[[ DATA EXTRACT open ]]
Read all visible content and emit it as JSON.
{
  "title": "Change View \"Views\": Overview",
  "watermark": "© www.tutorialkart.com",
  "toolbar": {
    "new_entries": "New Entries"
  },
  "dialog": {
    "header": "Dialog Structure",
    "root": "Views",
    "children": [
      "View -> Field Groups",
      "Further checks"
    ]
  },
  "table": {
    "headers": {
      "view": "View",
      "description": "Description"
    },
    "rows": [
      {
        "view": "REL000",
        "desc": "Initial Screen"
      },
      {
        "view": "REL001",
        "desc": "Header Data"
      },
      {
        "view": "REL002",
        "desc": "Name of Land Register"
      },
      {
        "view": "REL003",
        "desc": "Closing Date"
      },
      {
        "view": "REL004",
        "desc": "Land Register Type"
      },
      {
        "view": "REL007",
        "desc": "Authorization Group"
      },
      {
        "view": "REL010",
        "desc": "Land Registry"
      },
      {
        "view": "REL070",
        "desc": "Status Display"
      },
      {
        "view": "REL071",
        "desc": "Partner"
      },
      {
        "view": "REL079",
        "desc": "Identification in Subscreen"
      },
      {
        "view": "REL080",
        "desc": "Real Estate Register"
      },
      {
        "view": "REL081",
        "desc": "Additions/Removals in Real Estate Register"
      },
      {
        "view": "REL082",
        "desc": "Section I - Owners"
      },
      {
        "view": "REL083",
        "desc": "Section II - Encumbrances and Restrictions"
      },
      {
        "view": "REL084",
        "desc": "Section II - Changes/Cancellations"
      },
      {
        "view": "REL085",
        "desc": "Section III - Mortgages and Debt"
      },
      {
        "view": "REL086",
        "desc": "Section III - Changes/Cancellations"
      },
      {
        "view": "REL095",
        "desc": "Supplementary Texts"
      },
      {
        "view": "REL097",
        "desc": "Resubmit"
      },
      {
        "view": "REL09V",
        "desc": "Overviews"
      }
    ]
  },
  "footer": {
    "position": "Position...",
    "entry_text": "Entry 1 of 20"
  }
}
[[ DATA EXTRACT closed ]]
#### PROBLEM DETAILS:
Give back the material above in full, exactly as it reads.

#### ANSWER FOR THIS EXERCISE:
Read all visible content and emit it as JSON.
{
  "title": "Change View \"Views\": Overview",
  "watermark": "© www.tutorialkart.com",
  "toolbar": {
    "new_entries": "New Entries"
  },
  "dialog": {
    "header": "Dialog Structure",
    "root": "Views",
    "children": [
      "View -> Field Groups",
      "Further checks"
    ]
  },
  "table": {
    "headers": {
      "view": "View",
      "description": "Description"
    },
    "rows": [
      {
        "view": "REL000",
        "desc": "Initial Screen"
      },
      {
        "view": "REL001",
        "desc": "Header Data"
      },
      {
        "view": "REL002",
        "desc": "Name of Land Register"
      },
      {
        "view": "REL003",
        "desc": "Closing Date"
      },
      {
        "view": "REL004",
        "desc": "Land Register Type"
      },
      {
        "view": "REL007",
        "desc": "Authorization Group"
      },
      {
        "view": "REL010",
        "desc": "Land Registry"
      },
      {
        "view": "REL070",
        "desc": "Status Display"
      },
      {
        "view": "REL071",
        "desc": "Partner"
      },
      {
        "view": "REL079",
        "desc": "Identification in Subscreen"
      },
      {
        "view": "REL080",
        "desc": "Real Estate Register"
      },
      {
        "view": "REL081",
        "desc": "Additions/Removals in Real Estate Register"
      },
      {
        "view": "REL082",
        "desc": "Section I - Owners"
      },
      {
        "view": "REL083",
        "desc": "Section II - Encumbrances and Restrictions"
      },
      {
        "view": "REL084",
        "desc": "Section II - Changes/Cancellations"
      },
      {
        "view": "REL085",
        "desc": "Section III - Mortgages and Debt"
      },
      {
        "view": "REL086",
        "desc": "Section III - Changes/Cancellations"
      },
      {
        "view": "REL095",
        "desc": "Supplementary Texts"
      },
      {
        "view": "REL097",
        "desc": "Resubmit"
      },
      {
        "view": "REL09V",
        "desc": "Overviews"
      }
    ]
  },
  "footer": {
    "position": "Position...",
    "entry_text": "Entry 1 of 20"
  }
}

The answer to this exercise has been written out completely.